[Items from a data source]
○ ○ ○ ○ ○ ○ ○

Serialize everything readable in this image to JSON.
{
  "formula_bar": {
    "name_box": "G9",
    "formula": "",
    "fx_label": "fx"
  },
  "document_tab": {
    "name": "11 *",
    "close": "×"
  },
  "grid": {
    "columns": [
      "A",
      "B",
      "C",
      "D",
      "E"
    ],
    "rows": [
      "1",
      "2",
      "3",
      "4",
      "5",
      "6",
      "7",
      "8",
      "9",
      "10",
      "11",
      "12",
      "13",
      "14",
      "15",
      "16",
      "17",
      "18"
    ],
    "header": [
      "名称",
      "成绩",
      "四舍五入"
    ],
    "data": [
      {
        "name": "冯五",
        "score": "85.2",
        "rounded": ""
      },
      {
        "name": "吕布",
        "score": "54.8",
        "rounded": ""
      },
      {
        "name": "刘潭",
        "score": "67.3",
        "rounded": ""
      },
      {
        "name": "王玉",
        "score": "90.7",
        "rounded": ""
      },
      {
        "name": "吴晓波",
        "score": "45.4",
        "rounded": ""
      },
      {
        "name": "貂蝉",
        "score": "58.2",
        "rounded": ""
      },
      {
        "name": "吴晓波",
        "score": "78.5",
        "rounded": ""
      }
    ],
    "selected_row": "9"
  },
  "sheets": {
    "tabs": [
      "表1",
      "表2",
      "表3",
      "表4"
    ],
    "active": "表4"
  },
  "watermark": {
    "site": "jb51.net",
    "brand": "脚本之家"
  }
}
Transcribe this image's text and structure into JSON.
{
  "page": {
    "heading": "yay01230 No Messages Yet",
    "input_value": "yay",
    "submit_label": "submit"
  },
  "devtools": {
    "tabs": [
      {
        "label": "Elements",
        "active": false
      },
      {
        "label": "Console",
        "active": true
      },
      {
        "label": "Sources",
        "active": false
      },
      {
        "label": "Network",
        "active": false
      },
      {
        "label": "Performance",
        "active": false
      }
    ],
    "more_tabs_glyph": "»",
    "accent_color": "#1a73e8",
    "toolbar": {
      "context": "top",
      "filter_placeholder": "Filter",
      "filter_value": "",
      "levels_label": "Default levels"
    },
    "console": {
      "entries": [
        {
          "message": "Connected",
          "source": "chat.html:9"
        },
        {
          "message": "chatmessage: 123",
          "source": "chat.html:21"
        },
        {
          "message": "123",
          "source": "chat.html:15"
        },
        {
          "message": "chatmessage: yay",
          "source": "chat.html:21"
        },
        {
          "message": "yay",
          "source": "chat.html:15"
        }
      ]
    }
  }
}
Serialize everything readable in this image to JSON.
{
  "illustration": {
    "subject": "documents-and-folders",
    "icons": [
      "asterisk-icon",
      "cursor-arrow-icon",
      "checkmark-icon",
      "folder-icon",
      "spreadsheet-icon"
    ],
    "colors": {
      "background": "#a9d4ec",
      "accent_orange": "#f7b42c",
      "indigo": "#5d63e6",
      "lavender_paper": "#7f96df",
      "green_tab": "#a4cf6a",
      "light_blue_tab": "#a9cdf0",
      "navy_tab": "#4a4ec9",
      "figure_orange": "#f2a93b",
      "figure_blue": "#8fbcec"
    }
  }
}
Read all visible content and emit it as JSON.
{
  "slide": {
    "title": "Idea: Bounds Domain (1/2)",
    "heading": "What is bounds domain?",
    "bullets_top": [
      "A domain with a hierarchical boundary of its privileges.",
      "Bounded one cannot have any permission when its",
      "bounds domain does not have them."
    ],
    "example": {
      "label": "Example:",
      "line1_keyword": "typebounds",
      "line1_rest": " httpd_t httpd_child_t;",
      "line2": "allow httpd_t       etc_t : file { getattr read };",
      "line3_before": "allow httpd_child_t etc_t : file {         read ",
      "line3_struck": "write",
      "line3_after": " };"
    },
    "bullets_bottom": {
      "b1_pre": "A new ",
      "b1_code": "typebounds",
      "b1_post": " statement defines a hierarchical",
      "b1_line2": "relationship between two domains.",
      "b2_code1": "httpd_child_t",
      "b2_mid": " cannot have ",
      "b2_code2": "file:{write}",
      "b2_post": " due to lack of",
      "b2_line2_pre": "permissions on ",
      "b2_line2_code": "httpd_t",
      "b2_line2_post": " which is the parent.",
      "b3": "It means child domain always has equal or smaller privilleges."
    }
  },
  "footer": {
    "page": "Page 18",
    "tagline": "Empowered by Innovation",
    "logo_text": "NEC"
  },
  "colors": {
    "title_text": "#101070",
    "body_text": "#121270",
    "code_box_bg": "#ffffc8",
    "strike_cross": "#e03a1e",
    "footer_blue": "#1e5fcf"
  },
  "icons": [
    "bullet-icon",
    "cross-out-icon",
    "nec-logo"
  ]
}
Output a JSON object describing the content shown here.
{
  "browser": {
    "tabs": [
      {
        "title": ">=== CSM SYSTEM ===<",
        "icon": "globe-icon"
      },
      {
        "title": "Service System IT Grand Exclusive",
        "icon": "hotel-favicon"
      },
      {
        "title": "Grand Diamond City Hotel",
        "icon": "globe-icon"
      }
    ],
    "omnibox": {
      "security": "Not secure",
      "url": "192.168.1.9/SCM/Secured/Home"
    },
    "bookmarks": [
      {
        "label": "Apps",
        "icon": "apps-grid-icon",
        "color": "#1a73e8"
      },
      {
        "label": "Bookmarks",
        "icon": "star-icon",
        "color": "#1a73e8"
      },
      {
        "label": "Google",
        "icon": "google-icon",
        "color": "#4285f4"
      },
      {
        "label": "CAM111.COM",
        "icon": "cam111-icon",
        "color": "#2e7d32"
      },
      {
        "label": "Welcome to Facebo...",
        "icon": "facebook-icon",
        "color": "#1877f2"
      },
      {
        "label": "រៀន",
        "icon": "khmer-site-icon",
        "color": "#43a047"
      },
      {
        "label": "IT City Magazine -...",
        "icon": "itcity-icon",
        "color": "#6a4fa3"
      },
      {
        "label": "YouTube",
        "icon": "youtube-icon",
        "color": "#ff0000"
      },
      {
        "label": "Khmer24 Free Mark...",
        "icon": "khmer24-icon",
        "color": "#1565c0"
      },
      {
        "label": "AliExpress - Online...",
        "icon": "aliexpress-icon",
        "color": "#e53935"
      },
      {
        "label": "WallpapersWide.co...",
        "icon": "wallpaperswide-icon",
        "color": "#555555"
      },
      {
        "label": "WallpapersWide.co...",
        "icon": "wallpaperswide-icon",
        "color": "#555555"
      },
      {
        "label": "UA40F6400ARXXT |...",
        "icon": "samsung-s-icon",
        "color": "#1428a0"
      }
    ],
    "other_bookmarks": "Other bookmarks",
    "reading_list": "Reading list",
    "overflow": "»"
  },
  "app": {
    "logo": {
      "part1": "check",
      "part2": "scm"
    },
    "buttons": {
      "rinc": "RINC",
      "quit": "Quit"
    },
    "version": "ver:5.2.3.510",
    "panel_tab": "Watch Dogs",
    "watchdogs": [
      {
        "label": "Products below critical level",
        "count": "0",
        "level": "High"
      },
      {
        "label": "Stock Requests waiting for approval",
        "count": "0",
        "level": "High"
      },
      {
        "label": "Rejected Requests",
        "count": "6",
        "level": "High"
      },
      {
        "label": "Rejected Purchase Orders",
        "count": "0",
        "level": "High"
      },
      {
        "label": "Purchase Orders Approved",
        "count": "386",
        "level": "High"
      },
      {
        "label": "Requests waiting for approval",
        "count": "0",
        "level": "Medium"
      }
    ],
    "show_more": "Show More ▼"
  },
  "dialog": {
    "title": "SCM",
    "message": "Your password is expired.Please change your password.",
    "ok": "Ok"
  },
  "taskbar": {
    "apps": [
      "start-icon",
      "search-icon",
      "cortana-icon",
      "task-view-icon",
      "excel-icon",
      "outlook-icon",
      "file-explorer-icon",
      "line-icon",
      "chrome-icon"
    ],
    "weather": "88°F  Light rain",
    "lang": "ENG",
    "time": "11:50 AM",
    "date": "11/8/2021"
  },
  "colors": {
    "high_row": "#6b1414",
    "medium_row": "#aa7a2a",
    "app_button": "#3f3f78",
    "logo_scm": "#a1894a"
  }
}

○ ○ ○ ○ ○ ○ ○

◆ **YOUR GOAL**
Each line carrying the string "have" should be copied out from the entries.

◆ **TASK RESPONSE**
      "Bounded one cannot have any permission when its",
      "bounds domain does not have them."
      "b2_mid": " cannot have ",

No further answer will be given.